Last year, we had more than 14,000 visitors, and 13% scrolled down enough to find the Gumroad buttons. Looks like those 5% make all the difference. Network effects kick in, sales are made, things happen.
We, or at least I, thought we were big and cool and that everyone would have been excited to see the bundle come back. Thousands of email subscriber fans; hundreds of people on Facebook; many, many engaged followers on Twitter.
Nope. Still small, still your average Joe Schmoe, still gotta hustle.
Unlike last year, we did very little direct community outreach via meetups and Twitter DMs and things like that. "Ha, they'll be excited to share our stuff!", we thought.
In truth, I don't think they ever found out it even exists. Meetup organizers and community leaders have a lot on their plates, and it takes relationship building to get on their radar.
The Things That Worked
All of that said, some things did work!
Facebook ads converted at $0.20 per click. That's a much better result than last year when each click cost us $2. In the end, we spent $596 on Facebook ads.
They didn't lead to conversions because our copywriting was bad, our product didn't have a hook, and our re-engagement stuff was kind of weak. But hey, at least we got in front of people, and they knew the bundle was out there, right?
Brand marketing or whatever that's called.
Building a donations list worked pretty great as well. We put up a Github page where anyone could suggest their favorite project and upvote it. The community suggested 6 projects and made many upvotes.
Well, more upvoting and engagement than I've ever seen on a Github repository. Maybe others are used to more.
The Final Tally
The final tally looks like this:
- $9388 in sales
- $8905 after Gumroad fees
- $596 for Fb Ads
- $938 open source donation pot

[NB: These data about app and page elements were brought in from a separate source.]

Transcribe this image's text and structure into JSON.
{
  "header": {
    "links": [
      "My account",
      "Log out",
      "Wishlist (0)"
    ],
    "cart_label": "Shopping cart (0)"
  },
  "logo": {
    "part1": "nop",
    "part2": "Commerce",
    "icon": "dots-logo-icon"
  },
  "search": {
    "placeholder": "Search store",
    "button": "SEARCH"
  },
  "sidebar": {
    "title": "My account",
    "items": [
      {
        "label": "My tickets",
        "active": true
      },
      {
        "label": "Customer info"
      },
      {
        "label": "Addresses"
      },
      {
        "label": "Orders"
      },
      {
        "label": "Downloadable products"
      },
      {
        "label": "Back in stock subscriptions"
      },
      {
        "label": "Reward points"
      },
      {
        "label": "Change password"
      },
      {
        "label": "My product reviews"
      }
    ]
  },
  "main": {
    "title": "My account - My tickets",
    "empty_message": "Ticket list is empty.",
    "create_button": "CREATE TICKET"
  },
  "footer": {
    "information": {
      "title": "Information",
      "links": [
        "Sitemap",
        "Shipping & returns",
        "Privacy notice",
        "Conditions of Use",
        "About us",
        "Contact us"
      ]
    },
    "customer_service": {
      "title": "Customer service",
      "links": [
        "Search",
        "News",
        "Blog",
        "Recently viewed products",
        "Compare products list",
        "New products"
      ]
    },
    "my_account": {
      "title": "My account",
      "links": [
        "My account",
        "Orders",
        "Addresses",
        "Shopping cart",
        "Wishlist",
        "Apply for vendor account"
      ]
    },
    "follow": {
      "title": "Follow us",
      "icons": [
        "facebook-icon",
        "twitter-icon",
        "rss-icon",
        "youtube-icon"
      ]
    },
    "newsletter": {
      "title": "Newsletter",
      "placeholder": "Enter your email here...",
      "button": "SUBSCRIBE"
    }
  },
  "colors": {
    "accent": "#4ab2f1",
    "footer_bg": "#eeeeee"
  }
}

- $1593 share for each author
Not a terrible result for a week of sales. About the level of an average month for me, personally. I don't know about the others.
But so many things we could've done better. There are so many things we should've done better because we knew better.
And I don't like how small the donation pot is, so I'm adding 50% of my share. That makes it $1734.
I would have added all of it, but my girlfriend has been buying joint Christmas presents like it's the end of days.